RECORDS FOR THE TASK:
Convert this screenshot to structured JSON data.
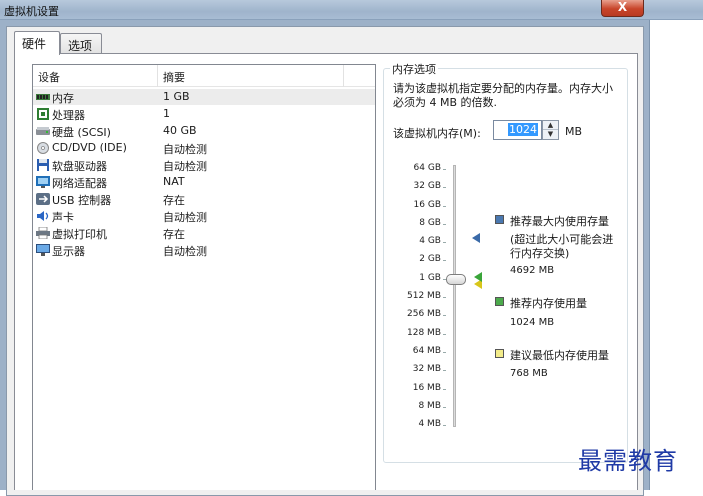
{
  "window": {
    "title": "虚拟机设置",
    "close_label": "X"
  },
  "tabs": [
    {
      "label": "硬件"
    },
    {
      "label": "选项"
    }
  ],
  "device_list": {
    "headers": {
      "device": "设备",
      "summary": "摘要"
    },
    "rows": [
      {
        "name": "内存",
        "summary": "1 GB",
        "icon": "memory-icon"
      },
      {
        "name": "处理器",
        "summary": "1",
        "icon": "processor-icon"
      },
      {
        "name": "硬盘 (SCSI)",
        "summary": "40 GB",
        "icon": "hard-disk-icon"
      },
      {
        "name": "CD/DVD (IDE)",
        "summary": "自动检测",
        "icon": "cd-dvd-icon"
      },
      {
        "name": "软盘驱动器",
        "summary": "自动检测",
        "icon": "floppy-icon"
      },
      {
        "name": "网络适配器",
        "summary": "NAT",
        "icon": "network-adapter-icon"
      },
      {
        "name": "USB 控制器",
        "summary": "存在",
        "icon": "usb-icon"
      },
      {
        "name": "声卡",
        "summary": "自动检测",
        "icon": "sound-card-icon"
      },
      {
        "name": "虚拟打印机",
        "summary": "存在",
        "icon": "printer-icon"
      },
      {
        "name": "显示器",
        "summary": "自动检测",
        "icon": "display-icon"
      }
    ]
  },
  "memory": {
    "group_title": "内存选项",
    "description": "请为该虚拟机指定要分配的内存量。内存大小必须为 4 MB 的倍数.",
    "field_label": "该虚拟机内存(M):",
    "value": "1024",
    "unit": "MB",
    "scale_labels": [
      "64 GB",
      "32 GB",
      "16 GB",
      "8 GB",
      "4 GB",
      "2 GB",
      "1 GB",
      "512 MB",
      "256 MB",
      "128 MB",
      "64 MB",
      "32 MB",
      "16 MB",
      "8 MB",
      "4 MB"
    ],
    "legend": {
      "max": {
        "title": "推荐最大内使用存量",
        "note": "(超过此大小可能会进行内存交换)",
        "value": "4692 MB",
        "color": "#4a78b0"
      },
      "recommended": {
        "title": "推荐内存使用量",
        "value": "1024 MB",
        "color": "#4caa4c"
      },
      "minimum": {
        "title": "建议最低内存使用量",
        "value": "768 MB",
        "color": "#f3ec8a"
      }
    }
  },
  "watermark": "最需教育"
}
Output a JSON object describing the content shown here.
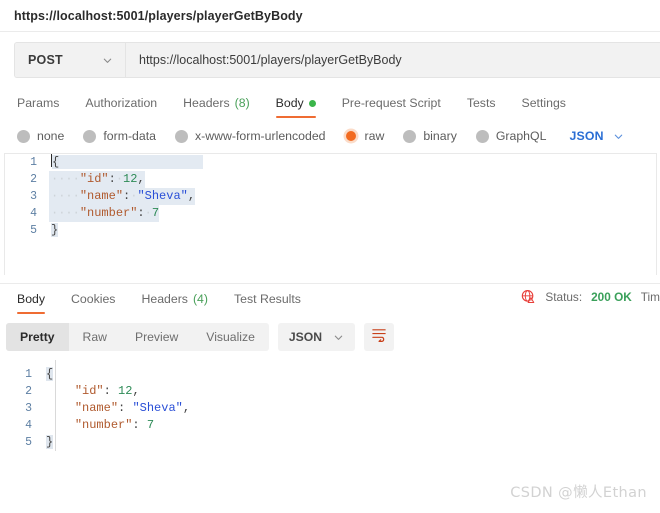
{
  "window": {
    "request_title": "https://localhost:5001/players/playerGetByBody"
  },
  "urlbar": {
    "method": "POST",
    "method_chevron_icon": "chevron-down-icon",
    "url": "https://localhost:5001/players/playerGetByBody"
  },
  "request_tabs": [
    {
      "label": "Params",
      "active": false
    },
    {
      "label": "Authorization",
      "active": false
    },
    {
      "label": "Headers",
      "count": "(8)",
      "active": false
    },
    {
      "label": "Body",
      "active": true,
      "dot": true
    },
    {
      "label": "Pre-request Script",
      "active": false
    },
    {
      "label": "Tests",
      "active": false
    },
    {
      "label": "Settings",
      "active": false
    }
  ],
  "body_types": [
    {
      "label": "none",
      "selected": false
    },
    {
      "label": "form-data",
      "selected": false
    },
    {
      "label": "x-www-form-urlencoded",
      "selected": false
    },
    {
      "label": "raw",
      "selected": true
    },
    {
      "label": "binary",
      "selected": false
    },
    {
      "label": "GraphQL",
      "selected": false
    }
  ],
  "body_format": {
    "label": "JSON",
    "chevron_icon": "chevron-down-icon"
  },
  "request_body": {
    "language": "json",
    "lines": [
      {
        "n": "1",
        "text": "{"
      },
      {
        "n": "2",
        "text": "    \"id\": 12,"
      },
      {
        "n": "3",
        "text": "    \"name\": \"Sheva\","
      },
      {
        "n": "4",
        "text": "    \"number\": 7"
      },
      {
        "n": "5",
        "text": "}"
      }
    ]
  },
  "response_tabs": [
    {
      "label": "Body",
      "active": true
    },
    {
      "label": "Cookies",
      "active": false
    },
    {
      "label": "Headers",
      "count": "(4)",
      "active": false
    },
    {
      "label": "Test Results",
      "active": false
    }
  ],
  "response_status": {
    "globe_icon": "globe-warning-icon",
    "status_label": "Status:",
    "status_value": "200 OK",
    "time_label": "Tim"
  },
  "response_toolbar": {
    "views": [
      {
        "label": "Pretty",
        "active": true
      },
      {
        "label": "Raw",
        "active": false
      },
      {
        "label": "Preview",
        "active": false
      },
      {
        "label": "Visualize",
        "active": false
      }
    ],
    "format": {
      "label": "JSON",
      "chevron_icon": "chevron-down-icon"
    },
    "wrap_button_icon": "word-wrap-icon"
  },
  "response_body": {
    "language": "json",
    "lines": [
      {
        "n": "1",
        "text": "{"
      },
      {
        "n": "2",
        "text": "    \"id\": 12,"
      },
      {
        "n": "3",
        "text": "    \"name\": \"Sheva\","
      },
      {
        "n": "4",
        "text": "    \"number\": 7"
      },
      {
        "n": "5",
        "text": "}"
      }
    ]
  },
  "watermark": {
    "text": "CSDN @懒人Ethan"
  },
  "colors": {
    "accent_orange": "#ef6c33",
    "status_green": "#3aa05a",
    "link_blue": "#2a6ed4",
    "selection_blue": "#e3eaf2"
  }
}
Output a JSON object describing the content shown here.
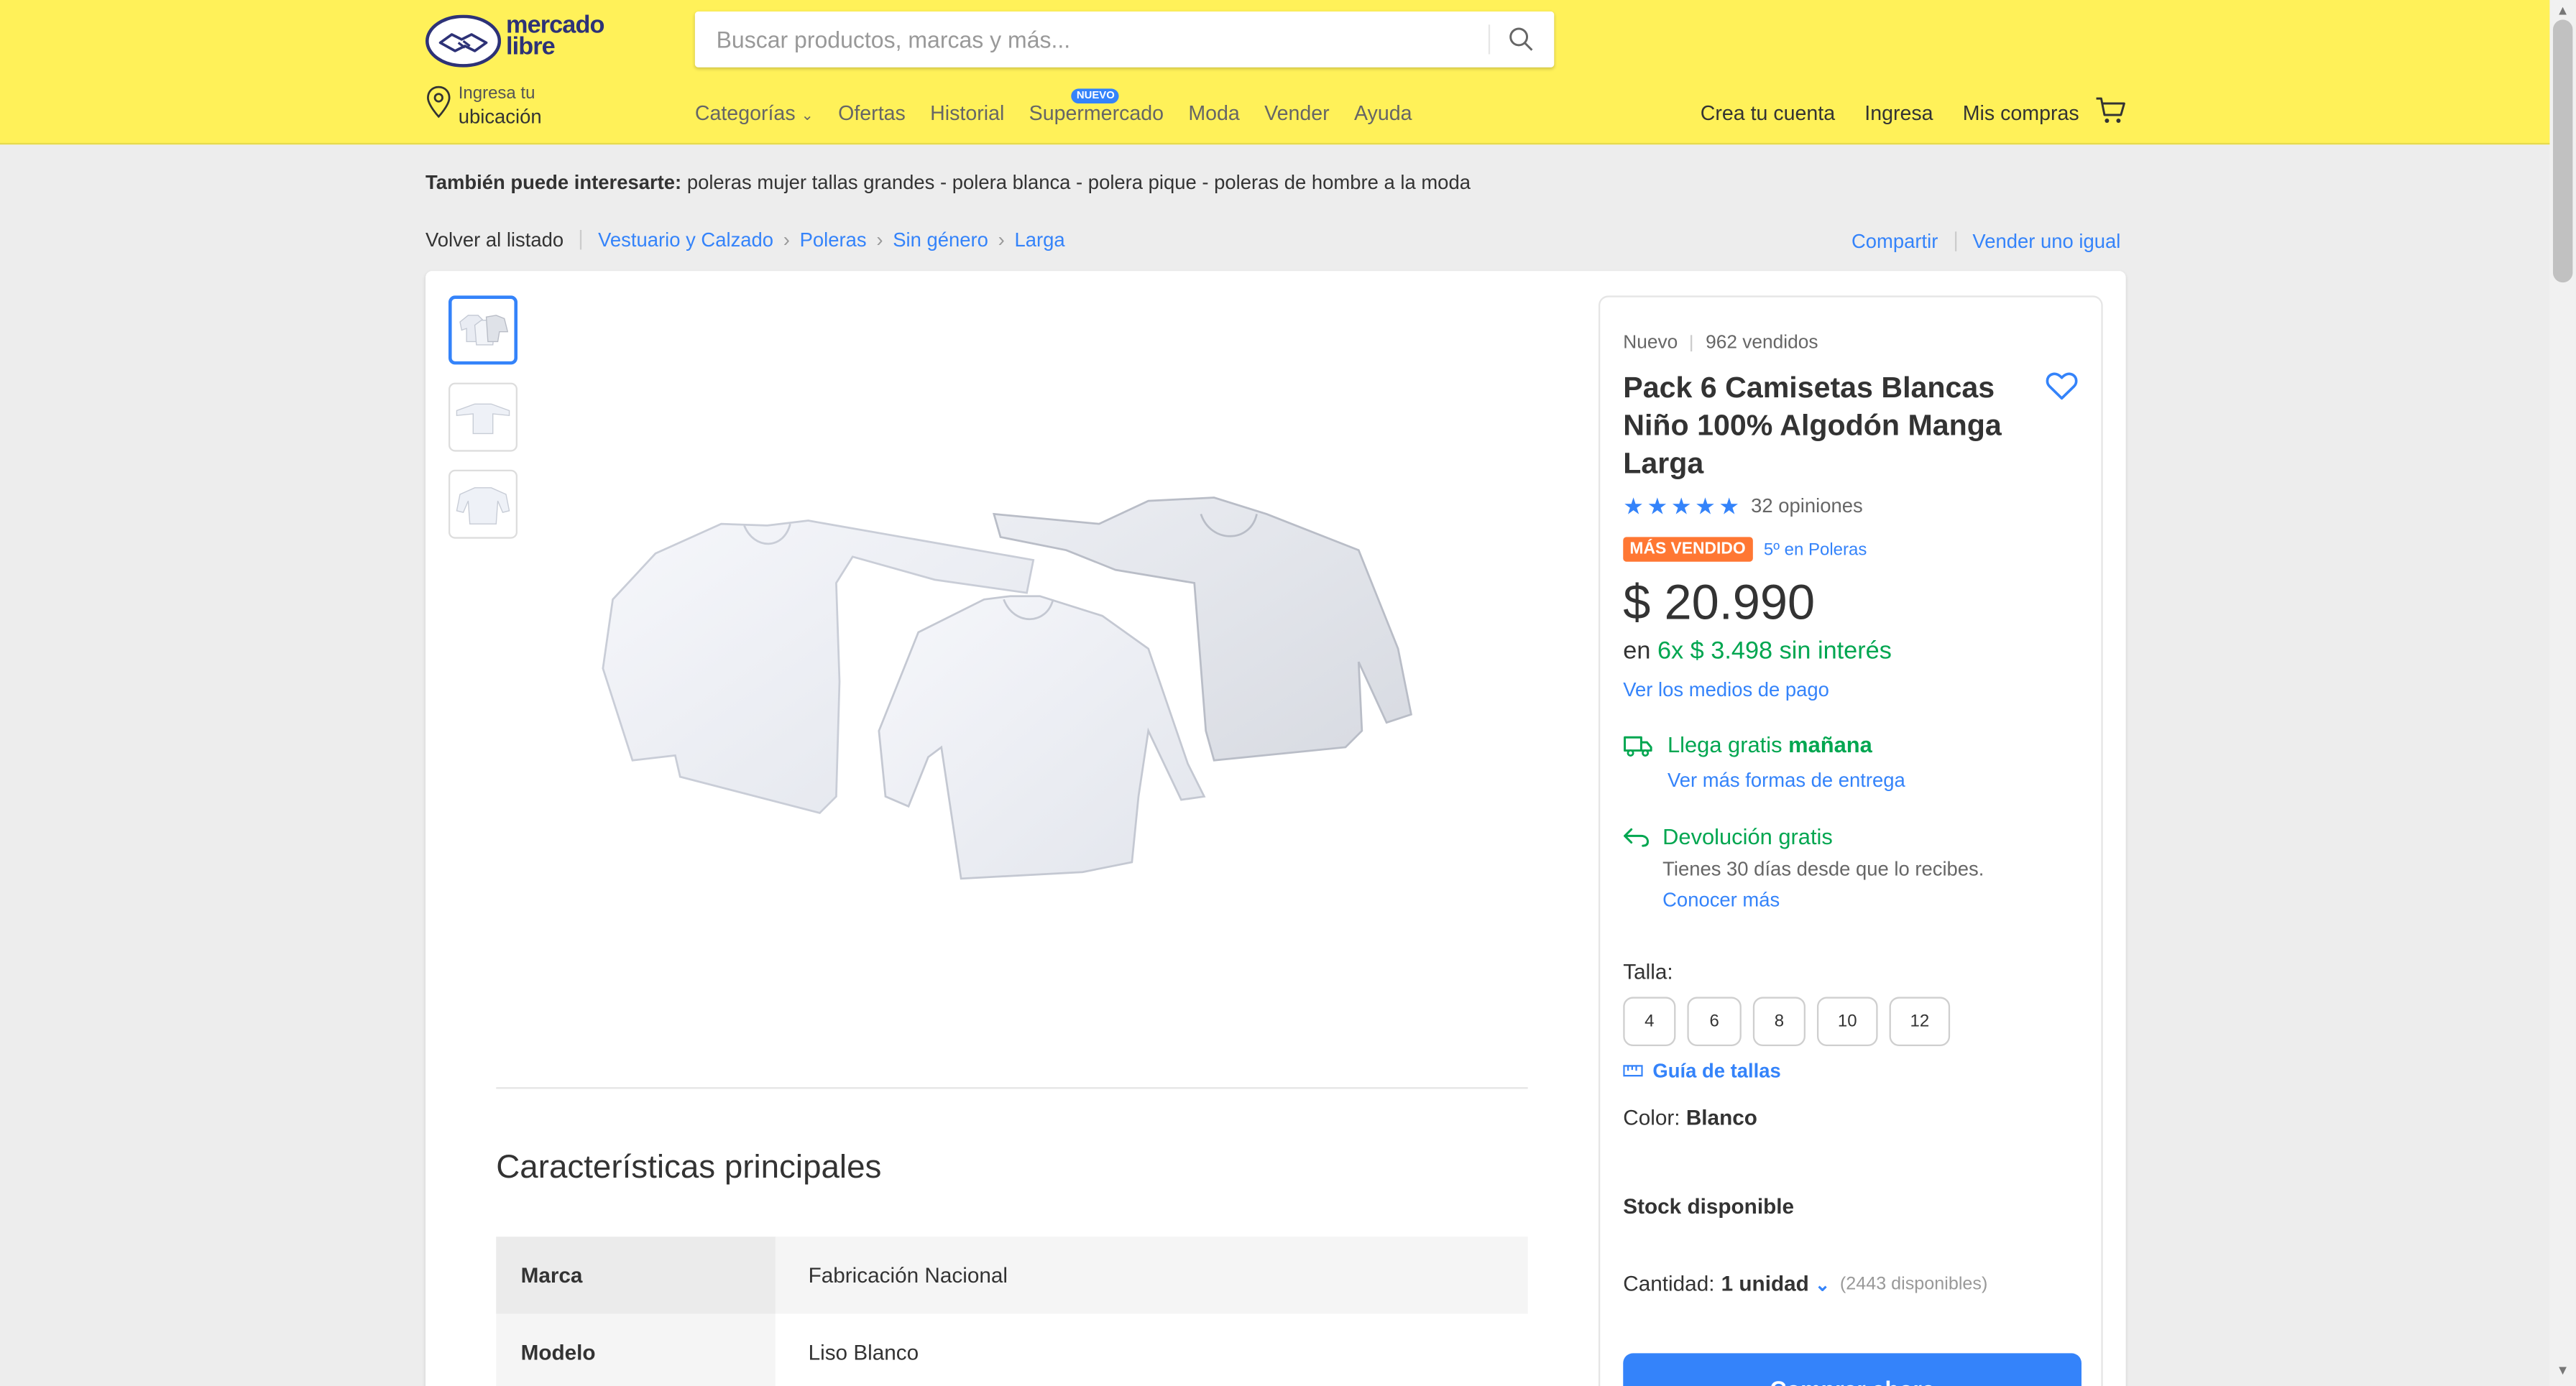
{
  "header": {
    "logo_text_line1": "mercado",
    "logo_text_line2": "libre",
    "search_placeholder": "Buscar productos, marcas y más...",
    "location_line1": "Ingresa tu",
    "location_line2": "ubicación",
    "nav": [
      {
        "label": "Categorías"
      },
      {
        "label": "Ofertas"
      },
      {
        "label": "Historial"
      },
      {
        "label": "Supermercado",
        "badge": "NUEVO"
      },
      {
        "label": "Moda"
      },
      {
        "label": "Vender"
      },
      {
        "label": "Ayuda"
      }
    ],
    "right_nav": [
      "Crea tu cuenta",
      "Ingresa",
      "Mis compras"
    ],
    "colors": {
      "brand_yellow": "#fff159",
      "accent_blue": "#3483fa"
    }
  },
  "suggestions": {
    "label": "También puede interesarte:",
    "items": "poleras mujer tallas grandes - polera blanca - polera pique - poleras de hombre a la moda"
  },
  "breadcrumb": {
    "back": "Volver al listado",
    "items": [
      "Vestuario y Calzado",
      "Poleras",
      "Sin género",
      "Larga"
    ],
    "share": "Compartir",
    "sell_same": "Vender uno igual"
  },
  "product": {
    "condition": "Nuevo",
    "sold": "962 vendidos",
    "title": "Pack 6 Camisetas Blancas Niño 100% Algodón Manga Larga",
    "rating": 5,
    "opinions": "32 opiniones",
    "badge": "MÁS VENDIDO",
    "rank": "5º en Poleras",
    "price": "$ 20.990",
    "installments_prefix": "en",
    "installments": "6x $ 3.498 sin interés",
    "pay_link": "Ver los medios de pago",
    "shipping_prefix": "Llega gratis",
    "shipping_day": "mañana",
    "shipping_link": "Ver más formas de entrega",
    "returns": "Devolución gratis",
    "returns_sub": "Tienes 30 días desde que lo recibes.",
    "returns_link": "Conocer más",
    "size_label": "Talla:",
    "sizes": [
      "4",
      "6",
      "8",
      "10",
      "12"
    ],
    "size_guide": "Guía de tallas",
    "color_label": "Color:",
    "color_value": "Blanco",
    "stock": "Stock disponible",
    "qty_label": "Cantidad:",
    "qty_value": "1 unidad",
    "qty_available": "(2443 disponibles)",
    "buy_button": "Comprar ahora"
  },
  "characteristics": {
    "title": "Características principales",
    "rows": [
      {
        "key": "Marca",
        "value": "Fabricación Nacional"
      },
      {
        "key": "Modelo",
        "value": "Liso Blanco"
      }
    ]
  }
}
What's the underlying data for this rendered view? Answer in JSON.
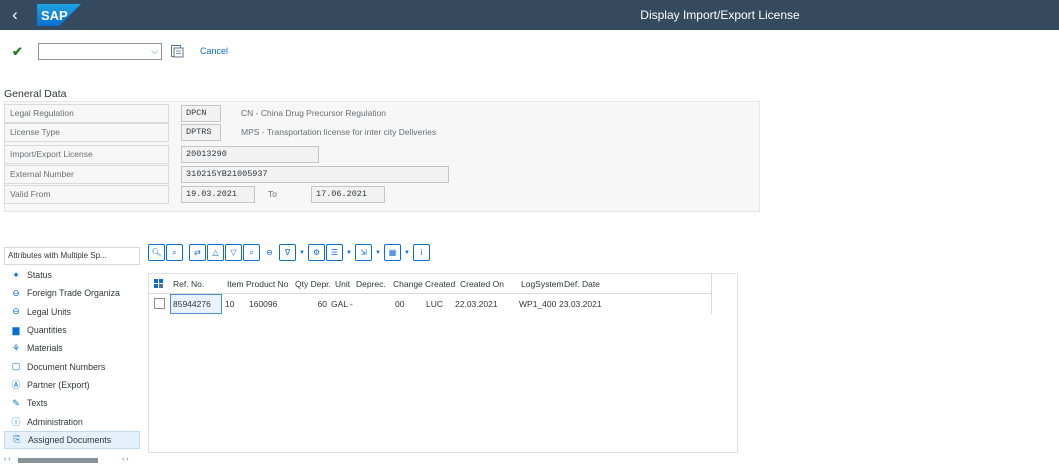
{
  "shell": {
    "back_icon": "back-arrow-icon",
    "logo": "SAP",
    "title": "Display Import/Export License"
  },
  "toolbar": {
    "enter_icon": "check-icon",
    "command_value": "",
    "command_dropdown_icon": "chevron-down-icon",
    "save_icon": "save-icon",
    "cancel_label": "Cancel"
  },
  "general_data": {
    "title": "General Data",
    "fields": [
      {
        "label": "Legal Regulation",
        "value": "DPCN",
        "description": "CN - China Drug Precursor Regulation"
      },
      {
        "label": "License Type",
        "value": "DPTRS",
        "description": "MPS - Transportation license for inter city Deliveries"
      },
      {
        "label": "Import/Export License",
        "value": "20013290"
      },
      {
        "label": "External Number",
        "value": "310215YB21005937"
      },
      {
        "label": "Valid From",
        "value": "19.03.2021",
        "to_label": "To",
        "to_value": "17.06.2021"
      }
    ]
  },
  "nav": {
    "header": "Attributes with Multiple Sp...",
    "items": [
      {
        "label": "Status",
        "icon": "status-icon"
      },
      {
        "label": "Foreign Trade Organiza",
        "icon": "organization-icon"
      },
      {
        "label": "Legal Units",
        "icon": "legal-units-icon"
      },
      {
        "label": "Quantities",
        "icon": "quantities-icon"
      },
      {
        "label": "Materials",
        "icon": "materials-icon"
      },
      {
        "label": "Document Numbers",
        "icon": "document-icon"
      },
      {
        "label": "Partner (Export)",
        "icon": "partner-icon"
      },
      {
        "label": "Texts",
        "icon": "text-icon"
      },
      {
        "label": "Administration",
        "icon": "administration-icon"
      },
      {
        "label": "Assigned Documents",
        "icon": "assigned-documents-icon",
        "selected": true
      }
    ]
  },
  "grid_toolbar": {
    "buttons": [
      "details-icon",
      "find-icon",
      "find-next-icon",
      "sort-ascending-icon",
      "sort-descending-icon",
      "filter-icon",
      "delete-filter-icon",
      "sum-icon",
      "subtotal-icon",
      "print-icon",
      "export-icon",
      "layout-icon",
      "info-icon"
    ]
  },
  "grid": {
    "columns": [
      "Ref. No.",
      "Item",
      "Product No",
      "Qty Depr.",
      "Unit",
      "Deprec.",
      "Change",
      "Created",
      "Created On",
      "LogSystem",
      "Def. Date"
    ],
    "rows": [
      {
        "ref_no": "85944276",
        "item": "10",
        "product_no": "160096",
        "qty_depr": "60",
        "unit": "GAL",
        "deprec": "-",
        "change": "00",
        "created": "LUC",
        "created_on": "22.03.2021",
        "logsystem": "WP1_400",
        "def_date": "23.03.2021"
      }
    ]
  },
  "colors": {
    "shell_bg": "#354a5f",
    "accent": "#0a6ed1",
    "confirm": "#2b7d2b"
  }
}
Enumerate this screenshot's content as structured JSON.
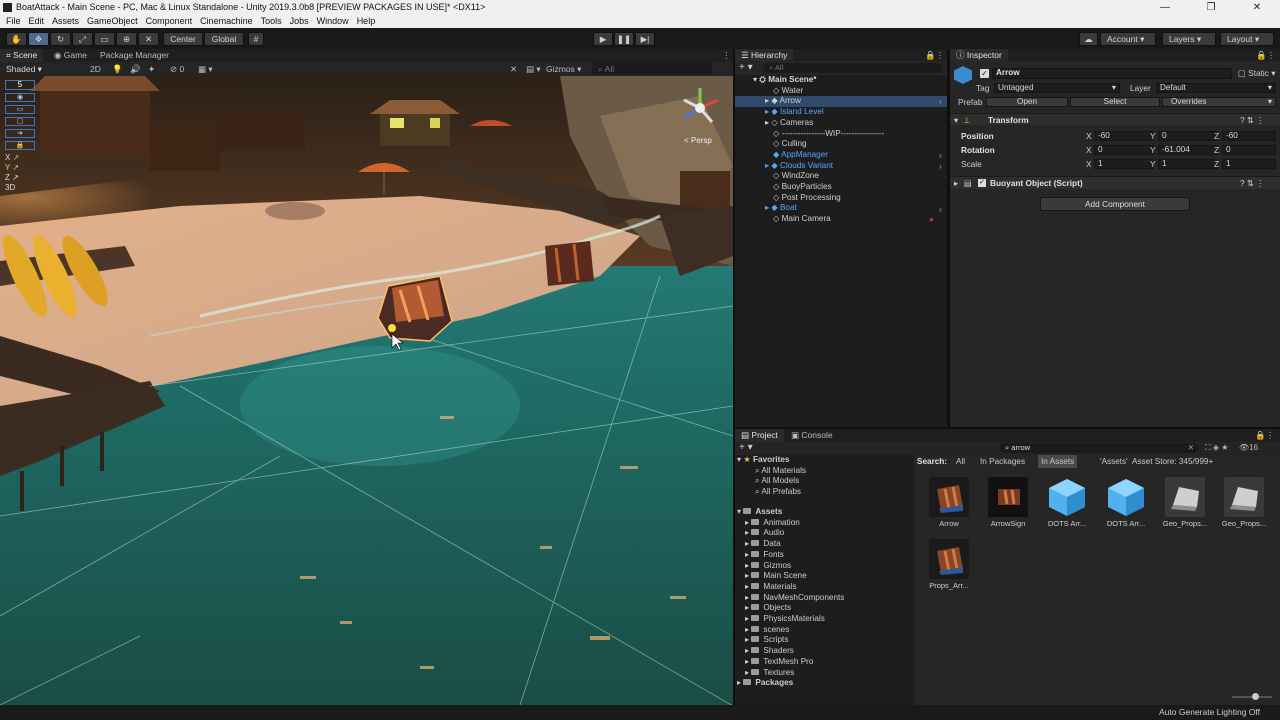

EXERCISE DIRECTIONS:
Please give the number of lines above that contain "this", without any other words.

SOLUTION TO THE EXERCISE:
3